** Source data **

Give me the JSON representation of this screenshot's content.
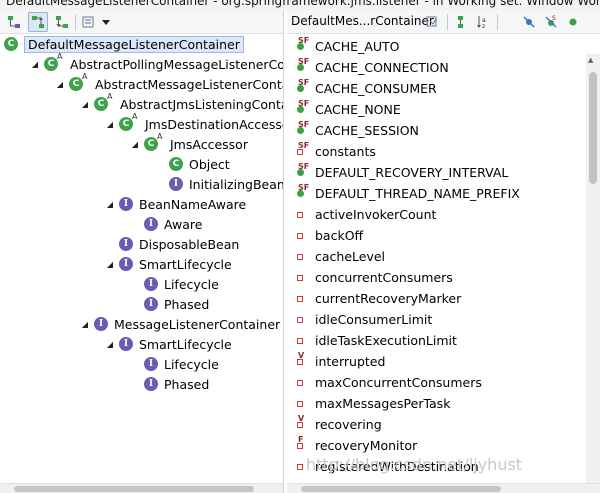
{
  "window": {
    "title": "DefaultMessageListenerContainer - org.springframework.jms.listener - in Working set: Window Work"
  },
  "hierarchy": {
    "toolbar_icons": [
      "type-hierarchy-icon",
      "supertype-hierarchy-icon",
      "subtype-hierarchy-icon",
      "layout-menu-icon",
      "view-menu-icon"
    ],
    "nodes": [
      {
        "label": "DefaultMessageListenerContainer",
        "kind": "class",
        "mod": "",
        "depth": 0,
        "twisty": "",
        "selected": true
      },
      {
        "label": "AbstractPollingMessageListenerContair",
        "kind": "class",
        "mod": "A",
        "depth": 1,
        "twisty": "▲",
        "selected": false
      },
      {
        "label": "AbstractMessageListenerContainer",
        "kind": "class",
        "mod": "A",
        "depth": 2,
        "twisty": "▲",
        "selected": false
      },
      {
        "label": "AbstractJmsListeningContainer",
        "kind": "class",
        "mod": "A",
        "depth": 3,
        "twisty": "▲",
        "selected": false
      },
      {
        "label": "JmsDestinationAccessor",
        "kind": "class",
        "mod": "A",
        "depth": 4,
        "twisty": "▲",
        "selected": false
      },
      {
        "label": "JmsAccessor",
        "kind": "class",
        "mod": "A",
        "depth": 5,
        "twisty": "▲",
        "selected": false
      },
      {
        "label": "Object",
        "kind": "class",
        "mod": "",
        "depth": 6,
        "twisty": "",
        "selected": false
      },
      {
        "label": "InitializingBean",
        "kind": "interface",
        "mod": "",
        "depth": 6,
        "twisty": "",
        "selected": false
      },
      {
        "label": "BeanNameAware",
        "kind": "interface",
        "mod": "",
        "depth": 4,
        "twisty": "▲",
        "selected": false
      },
      {
        "label": "Aware",
        "kind": "interface",
        "mod": "",
        "depth": 5,
        "twisty": "",
        "selected": false
      },
      {
        "label": "DisposableBean",
        "kind": "interface",
        "mod": "",
        "depth": 4,
        "twisty": "",
        "selected": false
      },
      {
        "label": "SmartLifecycle",
        "kind": "interface",
        "mod": "",
        "depth": 4,
        "twisty": "▲",
        "selected": false
      },
      {
        "label": "Lifecycle",
        "kind": "interface",
        "mod": "",
        "depth": 5,
        "twisty": "",
        "selected": false
      },
      {
        "label": "Phased",
        "kind": "interface",
        "mod": "",
        "depth": 5,
        "twisty": "",
        "selected": false
      },
      {
        "label": "MessageListenerContainer",
        "kind": "interface",
        "mod": "",
        "depth": 3,
        "twisty": "▲",
        "selected": false
      },
      {
        "label": "SmartLifecycle",
        "kind": "interface",
        "mod": "",
        "depth": 4,
        "twisty": "▲",
        "selected": false
      },
      {
        "label": "Lifecycle",
        "kind": "interface",
        "mod": "",
        "depth": 5,
        "twisty": "",
        "selected": false
      },
      {
        "label": "Phased",
        "kind": "interface",
        "mod": "",
        "depth": 5,
        "twisty": "",
        "selected": false
      }
    ]
  },
  "members": {
    "title": "DefaultMes...rContainer",
    "toolbar_icons": [
      "lock-view-icon",
      "show-inherited-members-icon",
      "sort-members-icon",
      "hide-fields-icon",
      "hide-static-icon",
      "hide-non-public-icon"
    ],
    "items": [
      {
        "label": "CACHE_AUTO",
        "kind": "public",
        "mod": "SF"
      },
      {
        "label": "CACHE_CONNECTION",
        "kind": "public",
        "mod": "SF"
      },
      {
        "label": "CACHE_CONSUMER",
        "kind": "public",
        "mod": "SF"
      },
      {
        "label": "CACHE_NONE",
        "kind": "public",
        "mod": "SF"
      },
      {
        "label": "CACHE_SESSION",
        "kind": "public",
        "mod": "SF"
      },
      {
        "label": "constants",
        "kind": "private",
        "mod": "SF"
      },
      {
        "label": "DEFAULT_RECOVERY_INTERVAL",
        "kind": "public",
        "mod": "SF"
      },
      {
        "label": "DEFAULT_THREAD_NAME_PREFIX",
        "kind": "public",
        "mod": "SF"
      },
      {
        "label": "activeInvokerCount",
        "kind": "private",
        "mod": ""
      },
      {
        "label": "backOff",
        "kind": "private",
        "mod": ""
      },
      {
        "label": "cacheLevel",
        "kind": "private",
        "mod": ""
      },
      {
        "label": "concurrentConsumers",
        "kind": "private",
        "mod": ""
      },
      {
        "label": "currentRecoveryMarker",
        "kind": "private",
        "mod": ""
      },
      {
        "label": "idleConsumerLimit",
        "kind": "private",
        "mod": ""
      },
      {
        "label": "idleTaskExecutionLimit",
        "kind": "private",
        "mod": ""
      },
      {
        "label": "interrupted",
        "kind": "private",
        "mod": "V"
      },
      {
        "label": "maxConcurrentConsumers",
        "kind": "private",
        "mod": ""
      },
      {
        "label": "maxMessagesPerTask",
        "kind": "private",
        "mod": ""
      },
      {
        "label": "recovering",
        "kind": "private",
        "mod": "V"
      },
      {
        "label": "recoveryMonitor",
        "kind": "private",
        "mod": "F"
      },
      {
        "label": "registeredWithDestination",
        "kind": "private",
        "mod": ""
      }
    ]
  },
  "watermark": "http://blog.csdn.net/ljyhust",
  "colors": {
    "class_icon": "#3fa34d",
    "interface_icon": "#6a5bb5",
    "private_field": "#d6373a",
    "public_field": "#3aa142",
    "selection": "#dae8fa"
  }
}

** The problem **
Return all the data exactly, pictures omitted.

** Exercise response **
Give me the JSON representation of this screenshot's content.
{
  "window": {
    "title": "DefaultMessageListenerContainer - org.springframework.jms.listener - in Working set: Window Work"
  },
  "hierarchy": {
    "toolbar_icons": [
      "type-hierarchy-icon",
      "supertype-hierarchy-icon",
      "subtype-hierarchy-icon",
      "layout-menu-icon",
      "view-menu-icon"
    ],
    "nodes": [
      {
        "label": "DefaultMessageListenerContainer",
        "kind": "class",
        "mod": "",
        "depth": 0,
        "twisty": "",
        "selected": true
      },
      {
        "label": "AbstractPollingMessageListenerContair",
        "kind": "class",
        "mod": "A",
        "depth": 1,
        "twisty": "▲",
        "selected": false
      },
      {
        "label": "AbstractMessageListenerContainer",
        "kind": "class",
        "mod": "A",
        "depth": 2,
        "twisty": "▲",
        "selected": false
      },
      {
        "label": "AbstractJmsListeningContainer",
        "kind": "class",
        "mod": "A",
        "depth": 3,
        "twisty": "▲",
        "selected": false
      },
      {
        "label": "JmsDestinationAccessor",
        "kind": "class",
        "mod": "A",
        "depth": 4,
        "twisty": "▲",
        "selected": false
      },
      {
        "label": "JmsAccessor",
        "kind": "class",
        "mod": "A",
        "depth": 5,
        "twisty": "▲",
        "selected": false
      },
      {
        "label": "Object",
        "kind": "class",
        "mod": "",
        "depth": 6,
        "twisty": "",
        "selected": false
      },
      {
        "label": "InitializingBean",
        "kind": "interface",
        "mod": "",
        "depth": 6,
        "twisty": "",
        "selected": false
      },
      {
        "label": "BeanNameAware",
        "kind": "interface",
        "mod": "",
        "depth": 4,
        "twisty": "▲",
        "selected": false
      },
      {
        "label": "Aware",
        "kind": "interface",
        "mod": "",
        "depth": 5,
        "twisty": "",
        "selected": false
      },
      {
        "label": "DisposableBean",
        "kind": "interface",
        "mod": "",
        "depth": 4,
        "twisty": "",
        "selected": false
      },
      {
        "label": "SmartLifecycle",
        "kind": "interface",
        "mod": "",
        "depth": 4,
        "twisty": "▲",
        "selected": false
      },
      {
        "label": "Lifecycle",
        "kind": "interface",
        "mod": "",
        "depth": 5,
        "twisty": "",
        "selected": false
      },
      {
        "label": "Phased",
        "kind": "interface",
        "mod": "",
        "depth": 5,
        "twisty": "",
        "selected": false
      },
      {
        "label": "MessageListenerContainer",
        "kind": "interface",
        "mod": "",
        "depth": 3,
        "twisty": "▲",
        "selected": false
      },
      {
        "label": "SmartLifecycle",
        "kind": "interface",
        "mod": "",
        "depth": 4,
        "twisty": "▲",
        "selected": false
      },
      {
        "label": "Lifecycle",
        "kind": "interface",
        "mod": "",
        "depth": 5,
        "twisty": "",
        "selected": false
      },
      {
        "label": "Phased",
        "kind": "interface",
        "mod": "",
        "depth": 5,
        "twisty": "",
        "selected": false
      }
    ]
  },
  "members": {
    "title": "DefaultMes...rContainer",
    "toolbar_icons": [
      "lock-view-icon",
      "show-inherited-members-icon",
      "sort-members-icon",
      "hide-fields-icon",
      "hide-static-icon",
      "hide-non-public-icon"
    ],
    "items": [
      {
        "label": "CACHE_AUTO",
        "kind": "public",
        "mod": "SF"
      },
      {
        "label": "CACHE_CONNECTION",
        "kind": "public",
        "mod": "SF"
      },
      {
        "label": "CACHE_CONSUMER",
        "kind": "public",
        "mod": "SF"
      },
      {
        "label": "CACHE_NONE",
        "kind": "public",
        "mod": "SF"
      },
      {
        "label": "CACHE_SESSION",
        "kind": "public",
        "mod": "SF"
      },
      {
        "label": "constants",
        "kind": "private",
        "mod": "SF"
      },
      {
        "label": "DEFAULT_RECOVERY_INTERVAL",
        "kind": "public",
        "mod": "SF"
      },
      {
        "label": "DEFAULT_THREAD_NAME_PREFIX",
        "kind": "public",
        "mod": "SF"
      },
      {
        "label": "activeInvokerCount",
        "kind": "private",
        "mod": ""
      },
      {
        "label": "backOff",
        "kind": "private",
        "mod": ""
      },
      {
        "label": "cacheLevel",
        "kind": "private",
        "mod": ""
      },
      {
        "label": "concurrentConsumers",
        "kind": "private",
        "mod": ""
      },
      {
        "label": "currentRecoveryMarker",
        "kind": "private",
        "mod": ""
      },
      {
        "label": "idleConsumerLimit",
        "kind": "private",
        "mod": ""
      },
      {
        "label": "idleTaskExecutionLimit",
        "kind": "private",
        "mod": ""
      },
      {
        "label": "interrupted",
        "kind": "private",
        "mod": "V"
      },
      {
        "label": "maxConcurrentConsumers",
        "kind": "private",
        "mod": ""
      },
      {
        "label": "maxMessagesPerTask",
        "kind": "private",
        "mod": ""
      },
      {
        "label": "recovering",
        "kind": "private",
        "mod": "V"
      },
      {
        "label": "recoveryMonitor",
        "kind": "private",
        "mod": "F"
      },
      {
        "label": "registeredWithDestination",
        "kind": "private",
        "mod": ""
      }
    ]
  },
  "watermark": "http://blog.csdn.net/ljyhust",
  "colors": {
    "class_icon": "#3fa34d",
    "interface_icon": "#6a5bb5",
    "private_field": "#d6373a",
    "public_field": "#3aa142",
    "selection": "#dae8fa"
  }
}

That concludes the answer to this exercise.